Electricity Comes to Oakridge
Information available on coming of domestic electricity to Stroud.
The UDC was empowered to supply electricity in 1903 but it was not until c. 1916 that a supply was laid to the town and it was carried out by a private company. The Stroud Electricity company agreed to buy electricity in bulk from the West Gloucestershire Power Co. set up in the 1920s and at last in 1924 Stroud had a satisfactory and adequate public electricity supply. Countrywide, the installation of domestic electric lighting made progress when the Electricity (Supply) Act of 1926 was passed.
The West Gloucestershire Power Co. was taken over by British Energy Authority (SEA) at nationalisation in 1948. At the same time the local distribution side of the industry became the responsibility of the Midlands Electricity Board.
For many villagers in the early 20th century, electricity would have been normal at work in factories and mills which generated their own private electricity supply long before it came to homes in Stroud or rural areas like Oakridge.
At the beginning of the 20th century, the Electrical Association for Women (EAW) campaigned to get domestic electricity installed across the country to make the lives of women in the home less arduous.
Before electricity was available in the village, Bob Gardiner(BG) recalls being given 1 /2 p to go and fetch the paraffin for the family lamps and heaters. Peaceys sold paraffin in Oakridge Lynch and Alison Gardiner's father sold it in Waterlane. Hobbs sold paraffin before going into developing the business into the supply of central heating oil.
No precise details have been found to date the arrival of electricity to homes in Oakridge. Alison Gardiner (AG) and Bob Gardiner (BG) agreed that it was just before WW2 - 1938/9. A photograph in Stanley Gardiner's Archive Photographs series "Chalford to Sapperton" shows the Broadway with electricity poles and it is captioned "late 1930s". All connection work stopped during the war and was resumed after.
However, the Hornby family at lies Farm had its own oil powered generator which charged batteries to provide a DC electricity suppy to lies Farm much earlier. BG's dad looked after the generator.
Initially AG remembers getting 4 electric lights at her home connected when the local power company brought an electricity supply into Waterlane. The connection fee was £7 a quarter for 7 years and consumption was paid for in addition. (The connection charges came to an end in 1948 when the electricity industry was nationalised.) They didn't have any power sockets until after the war and then had to pay for the wiring themselves. Electricity was expensive and several people remembered parents complaining when lights were left on when the room wasn't in use - "What's that light on for?" Light bulbs were produced in 15, 40, 60 and 80 watt rating.

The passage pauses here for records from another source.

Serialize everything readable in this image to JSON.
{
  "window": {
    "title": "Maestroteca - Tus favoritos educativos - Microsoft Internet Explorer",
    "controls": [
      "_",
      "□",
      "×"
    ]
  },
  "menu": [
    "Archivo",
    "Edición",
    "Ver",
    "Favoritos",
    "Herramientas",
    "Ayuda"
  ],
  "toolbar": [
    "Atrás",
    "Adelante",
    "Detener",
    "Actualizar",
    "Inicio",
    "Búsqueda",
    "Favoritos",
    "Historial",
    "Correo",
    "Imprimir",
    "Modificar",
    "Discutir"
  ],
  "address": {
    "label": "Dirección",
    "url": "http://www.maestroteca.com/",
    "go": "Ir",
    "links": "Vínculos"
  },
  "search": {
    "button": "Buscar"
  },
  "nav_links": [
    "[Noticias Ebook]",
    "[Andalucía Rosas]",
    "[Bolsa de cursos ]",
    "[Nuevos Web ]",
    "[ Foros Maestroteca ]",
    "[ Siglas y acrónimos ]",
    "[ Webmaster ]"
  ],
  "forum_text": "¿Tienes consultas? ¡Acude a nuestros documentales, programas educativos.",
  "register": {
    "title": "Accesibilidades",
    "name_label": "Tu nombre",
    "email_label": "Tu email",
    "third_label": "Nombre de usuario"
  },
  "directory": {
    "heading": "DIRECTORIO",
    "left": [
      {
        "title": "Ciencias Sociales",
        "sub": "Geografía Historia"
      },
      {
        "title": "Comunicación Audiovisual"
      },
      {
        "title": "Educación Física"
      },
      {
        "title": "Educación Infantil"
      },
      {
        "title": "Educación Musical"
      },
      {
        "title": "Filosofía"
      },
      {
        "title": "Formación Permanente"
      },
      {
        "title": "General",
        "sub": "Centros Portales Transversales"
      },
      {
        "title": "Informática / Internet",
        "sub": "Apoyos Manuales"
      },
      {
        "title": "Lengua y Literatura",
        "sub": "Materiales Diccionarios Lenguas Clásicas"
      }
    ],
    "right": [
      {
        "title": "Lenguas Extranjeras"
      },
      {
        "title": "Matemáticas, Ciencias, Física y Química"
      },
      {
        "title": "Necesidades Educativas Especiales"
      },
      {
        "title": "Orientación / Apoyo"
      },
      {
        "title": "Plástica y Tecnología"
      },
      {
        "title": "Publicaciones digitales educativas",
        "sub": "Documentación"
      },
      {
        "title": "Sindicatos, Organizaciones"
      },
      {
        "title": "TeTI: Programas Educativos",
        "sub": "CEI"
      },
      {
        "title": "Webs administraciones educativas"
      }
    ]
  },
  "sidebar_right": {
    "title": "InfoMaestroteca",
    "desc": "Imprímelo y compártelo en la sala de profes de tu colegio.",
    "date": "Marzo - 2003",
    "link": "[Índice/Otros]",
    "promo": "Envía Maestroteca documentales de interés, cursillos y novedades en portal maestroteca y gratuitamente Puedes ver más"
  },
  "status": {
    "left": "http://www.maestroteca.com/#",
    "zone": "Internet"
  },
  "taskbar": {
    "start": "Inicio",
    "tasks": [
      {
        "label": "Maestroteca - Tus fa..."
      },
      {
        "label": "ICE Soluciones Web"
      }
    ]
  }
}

The Farm Survey of 1941 records that Solomon's Court and Rookwood Farm had public electric light and power, and Lillyhorn Farm and Wear Farm both had electric lighting but not power. Frith Farm, Oakridge Farm and Waterlane House had private supply for light.
It is believed that both the church and the chapel in Oakridge changed from oil lamps to electric lighting after WW2 - possible not until the 1950s
BG remembers that there was no electricity at the Taut until 1950s, tho' from the house they could see the electricity pole at the top of Whiteway. Eventually electricity was brought up to the Taut through Drivers Wood.
Records suggest that all council houses were rewired in the 1950s
Bizzie White recalled the early fuse boxes with ceramic re-wirable fuses. This type of fuse box was still common until 1990s. Hillside had them then.
Several people recalled radios run by batteries with glass accumulators that one took to the garage or Fitzwaters in Stroud for recharging. These would have been pre-war radios which would over some time have been replaced by mains powered radios.
The group discussed tasks that they remembered changing dramatically with the supply of electricity to the home
+ Water heating, previously done using a copper, became much easier when electricity became available. First of all people had a freestanding boiler ( eg baby Burco type) and later electric immersion heaters when piped water supplies were the norm in most houses.
+ BG and AG and others agreed that electricity provided a noticeably better light for working than Tilley lamps.
+ Cooking by electricity was only possible later when more power became available and was much easier than using primus stoves or coal
ranges. Smarts in Chalford and Webbs on Sisley Old Road in Stroud supplied coal for fires, boilers and kitchen ranges. AG still has a coal fired boiler and Smarts still supply her with coal.